# Java Applets on Physics

Related:  Physics

Manhattan Project Voices Advanced Level Physics HyperPhysics A comprehensive, physics site which has a concept maps format which makes it very easy to find information. The range of coverage of physics topics is amazing. Physics.org A searchable database of web resources from the Institute of Physics. BBC Higher Bitesize Revision Higher Bitesize is a revision site especially for those students taking the Scottish higher examinations. Light and Vision An truly comprehensive website about light and vision. Cambridge International Examinations Study Resources Cambridge University has developed this excellent support site with exam help resources. School Physics This is the website for both students and teachers of Physics whether studied as a single subject or as part of a combined science course and is useful for those in the UK studying GCSE and A level Physics. Bloodhound SSC Education Programme Socratic Practical Physics Forces

The Physics Classroom A-level Physics Tutor revise A-level physics. Your free guide for effective physics revision. Playground Physics on the App Store Current, Charge and Voltage Charge is a property of certain particles. A particle with charge will experience a force in an electric field (or in a magnetic field if the charge is moving). Charge is either positive or negative. Objects with a similar charge will repel. Charge is measured in coulombs, C. An electron always has a negative charge of -1.6 x 10-19 coulombs. It is not possible to destroy or create charge. You can cancel out the effect of a charge on a body by adding an equal and opposite charge to it, but you can't destroy the charge itself. Static electricity is caused by the transfer of electrons from one object to another. Static electricity is never caused by the movement of protons. The easiest way to charge an object with static electricity is by using friction. Current electricity is about moving charged particles. Current is the rate of flow of charge; it is the amount of charge flowing per second through a conductor. The equation for calculating current is: Where: I = current (amperes, A) I = vAnq

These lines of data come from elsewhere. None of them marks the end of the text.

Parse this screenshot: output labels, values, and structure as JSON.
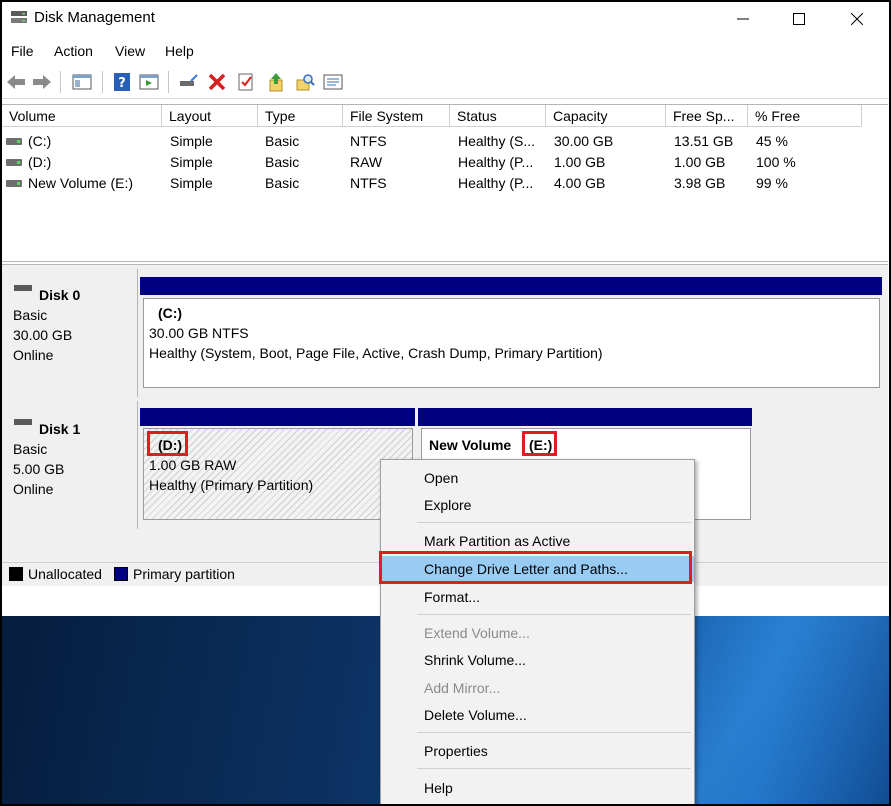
{
  "window": {
    "title": "Disk Management",
    "controls": {
      "minimize": "—",
      "maximize": "☐",
      "close": "✕"
    }
  },
  "menu": [
    "File",
    "Action",
    "View",
    "Help"
  ],
  "toolbar": {
    "icons": [
      "back-icon",
      "forward-icon",
      "console-tree-icon",
      "help-icon",
      "show-hide-icon",
      "connect-icon",
      "delete-icon",
      "properties-icon",
      "export-icon",
      "search-icon",
      "list-icon"
    ]
  },
  "volume_list": {
    "columns": [
      "Volume",
      "Layout",
      "Type",
      "File System",
      "Status",
      "Capacity",
      "Free Sp...",
      "% Free"
    ],
    "rows": [
      {
        "volume": "(C:)",
        "layout": "Simple",
        "type": "Basic",
        "fs": "NTFS",
        "status": "Healthy (S...",
        "capacity": "30.00 GB",
        "free": "13.51 GB",
        "pct": "45 %"
      },
      {
        "volume": "(D:)",
        "layout": "Simple",
        "type": "Basic",
        "fs": "RAW",
        "status": "Healthy (P...",
        "capacity": "1.00 GB",
        "free": "1.00 GB",
        "pct": "100 %"
      },
      {
        "volume": "New Volume (E:)",
        "layout": "Simple",
        "type": "Basic",
        "fs": "NTFS",
        "status": "Healthy (P...",
        "capacity": "4.00 GB",
        "free": "3.98 GB",
        "pct": "99 %"
      }
    ]
  },
  "disks": [
    {
      "name": "Disk 0",
      "type": "Basic",
      "size": "30.00 GB",
      "state": "Online",
      "partitions": [
        {
          "label": "(C:)",
          "size": "30.00 GB NTFS",
          "status": "Healthy (System, Boot, Page File, Active, Crash Dump, Primary Partition)"
        }
      ]
    },
    {
      "name": "Disk 1",
      "type": "Basic",
      "size": "5.00 GB",
      "state": "Online",
      "partitions": [
        {
          "label": "(D:)",
          "size": "1.00 GB RAW",
          "status": "Healthy (Primary Partition)"
        },
        {
          "label": "New Volume",
          "letter": "(E:)"
        }
      ]
    }
  ],
  "legend": [
    {
      "label": "Unallocated",
      "color": "#000000"
    },
    {
      "label": "Primary partition",
      "color": "#000080"
    }
  ],
  "context_menu": {
    "items": [
      {
        "label": "Open",
        "enabled": true
      },
      {
        "label": "Explore",
        "enabled": true
      },
      {
        "label": "Mark Partition as Active",
        "enabled": true
      },
      {
        "label": "Change Drive Letter and Paths...",
        "enabled": true,
        "highlighted": true
      },
      {
        "label": "Format...",
        "enabled": true
      },
      {
        "label": "Extend Volume...",
        "enabled": false
      },
      {
        "label": "Shrink Volume...",
        "enabled": true
      },
      {
        "label": "Add Mirror...",
        "enabled": false
      },
      {
        "label": "Delete Volume...",
        "enabled": true
      },
      {
        "label": "Properties",
        "enabled": true
      },
      {
        "label": "Help",
        "enabled": true
      }
    ]
  },
  "colors": {
    "primary_partition": "#000080",
    "highlight": "#99ccf3",
    "annotation_red": "#e11d22"
  }
}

Interactive Video Vignettes Vignettes for Introductory Physics (available now) Projectile Motion Independence of vertical and horizontal motion Newton's First Law Sliding objects with less friction slow down less, so without friction an object would not slow down at all. [Includes video analysis] Newton's Second Law Acceleration of different carts by the same force. [Includes video analysis] Vignettes for Advanced Physics (under development) Links to materials being developed by the Advanced Lab Interactive Video Project, led by Keith Stein, Chad Hoyt and Nathan Lindquist at Bethel University and Robert Teese at RIT, will be posted here. Vignette Studio With Vignette Studio software, you can make your own Interactive Video Vignettes or Interactive Web Lectures! IVV Community In the IVV Community you can communicate with other IVV users and post your own IVVs.